In either case, the reader finds himself or herself in a Somalia that in one instance evokes tremendous fear but in another instance projects a somewhat functioning community, seemingly against all the odds stacked against it. Nuruddin describes a community – not necessarily the whole country – such as in Mogadiscio, which is under siege but does its best to live through the suspicion, fear, potential hijacking, imminent violence and death etc. One moment you may be laughing with someone or sharing a cup of coffee. The next moment the individual may be kidnapped and ransom demanded for his release. Special security arrangements, something g that in a normal society is only associated with politicians, is a necessity for visitors to the Somalia of Crossbones. This is one of the many realities in Somalia that Jeebleh, Malik and Ahl, discover.

What Nuruddin does is to weave several strands of life in a broken society, Somalia, interlacing the prevalent fear with unstinting hope. Even amidst this fear of the unknown, the visitors find welcoming locals. They meet people who still trust in friendship and companionship and are willing to help strangers in a difficult situation. Nuruddin, through the characters in Crossbones, denies victory to the violence and death. Instead, he emphasizes the triumph of the human spirit in which those who survive the gunfire and murder live in the hope that tomorrow may offer peace and security.

Yet the story of Somalia here is also the story of the tragedy of humanity in the 20th and 21st centuries. How, one may ask, (and one senses that Nuruddin is asking) is it that at a time when humanity claims to have reached great heights of civilization violence increasingly defines how people resolve disputes? Why is it that supposedly civilized societies resort to violence to resolve a violent situation? In a more political sense, this question applies to the various groups that have tried to dominate Somalia since the end of colonial occupation. Why did the incoming regime create a state that relied on repressing the rights of some communities whilst privileging others?

One can say that one of the enduring lessons of Crossbones is that the human spirit can endure unimaginable suffering but still triumph. Indeed, there are Somalis of all shades: Ordinary men and women, farmers, teachers, hoteliers, doctors, sheikhs, bankers, engineers and journalists among others who today remain in their homeland, believing that somehow one day their country will stand on its feet again and be seriously counted among the community of nations as a functioning society.

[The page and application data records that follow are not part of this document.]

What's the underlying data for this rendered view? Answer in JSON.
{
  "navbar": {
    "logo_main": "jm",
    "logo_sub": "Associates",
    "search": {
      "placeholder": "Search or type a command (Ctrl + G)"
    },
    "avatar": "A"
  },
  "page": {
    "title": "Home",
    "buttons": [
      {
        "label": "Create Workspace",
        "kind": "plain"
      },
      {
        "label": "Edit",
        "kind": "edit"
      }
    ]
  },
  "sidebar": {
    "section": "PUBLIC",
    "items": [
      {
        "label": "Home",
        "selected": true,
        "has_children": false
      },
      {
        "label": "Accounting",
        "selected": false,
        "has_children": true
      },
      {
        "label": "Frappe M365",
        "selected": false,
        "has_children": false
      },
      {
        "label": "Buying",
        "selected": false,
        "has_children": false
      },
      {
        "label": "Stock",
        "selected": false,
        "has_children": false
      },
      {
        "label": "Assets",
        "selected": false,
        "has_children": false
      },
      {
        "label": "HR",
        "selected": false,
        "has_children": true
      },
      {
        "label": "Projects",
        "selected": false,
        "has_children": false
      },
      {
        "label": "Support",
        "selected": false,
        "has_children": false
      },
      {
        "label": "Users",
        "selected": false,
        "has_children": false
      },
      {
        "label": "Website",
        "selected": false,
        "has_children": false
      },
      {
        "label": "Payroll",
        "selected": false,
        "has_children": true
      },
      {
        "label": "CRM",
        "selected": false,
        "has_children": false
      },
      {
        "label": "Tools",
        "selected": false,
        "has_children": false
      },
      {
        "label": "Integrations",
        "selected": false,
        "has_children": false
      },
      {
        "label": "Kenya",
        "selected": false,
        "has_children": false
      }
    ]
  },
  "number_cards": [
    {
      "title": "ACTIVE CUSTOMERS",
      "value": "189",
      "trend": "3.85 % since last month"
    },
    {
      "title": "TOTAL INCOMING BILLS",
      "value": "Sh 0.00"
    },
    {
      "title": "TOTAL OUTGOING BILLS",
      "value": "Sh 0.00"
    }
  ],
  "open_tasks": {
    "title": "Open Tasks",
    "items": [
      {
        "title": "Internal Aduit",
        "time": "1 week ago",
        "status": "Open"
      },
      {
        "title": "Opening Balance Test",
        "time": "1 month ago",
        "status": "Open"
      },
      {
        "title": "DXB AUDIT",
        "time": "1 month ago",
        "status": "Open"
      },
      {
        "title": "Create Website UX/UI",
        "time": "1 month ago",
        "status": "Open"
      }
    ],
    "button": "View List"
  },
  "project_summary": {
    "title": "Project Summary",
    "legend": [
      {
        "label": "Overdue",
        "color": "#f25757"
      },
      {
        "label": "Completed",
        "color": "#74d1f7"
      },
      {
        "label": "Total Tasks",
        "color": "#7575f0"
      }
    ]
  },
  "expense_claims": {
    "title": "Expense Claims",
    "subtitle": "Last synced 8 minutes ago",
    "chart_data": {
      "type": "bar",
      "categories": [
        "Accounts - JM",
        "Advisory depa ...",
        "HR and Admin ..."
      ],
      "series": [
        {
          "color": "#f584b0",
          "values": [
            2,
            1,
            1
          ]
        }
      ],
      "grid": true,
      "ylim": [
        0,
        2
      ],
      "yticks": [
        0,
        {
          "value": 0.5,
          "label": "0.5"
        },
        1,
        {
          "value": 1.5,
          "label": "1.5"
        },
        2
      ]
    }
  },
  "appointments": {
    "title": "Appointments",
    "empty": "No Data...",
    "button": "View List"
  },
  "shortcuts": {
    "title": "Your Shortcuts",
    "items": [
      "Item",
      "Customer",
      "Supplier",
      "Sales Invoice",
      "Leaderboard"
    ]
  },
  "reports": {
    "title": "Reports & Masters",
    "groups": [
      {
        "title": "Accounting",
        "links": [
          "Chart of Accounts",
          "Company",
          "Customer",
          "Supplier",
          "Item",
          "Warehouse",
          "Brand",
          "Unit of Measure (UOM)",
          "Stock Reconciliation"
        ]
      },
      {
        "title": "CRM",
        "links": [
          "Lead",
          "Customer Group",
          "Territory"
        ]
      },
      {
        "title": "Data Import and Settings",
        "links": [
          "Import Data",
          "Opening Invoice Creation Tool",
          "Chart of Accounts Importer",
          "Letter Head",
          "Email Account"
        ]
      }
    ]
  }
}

The writer teaches literature at the University of Nairobi. Tom.odhiambo@uonbi.ac.ke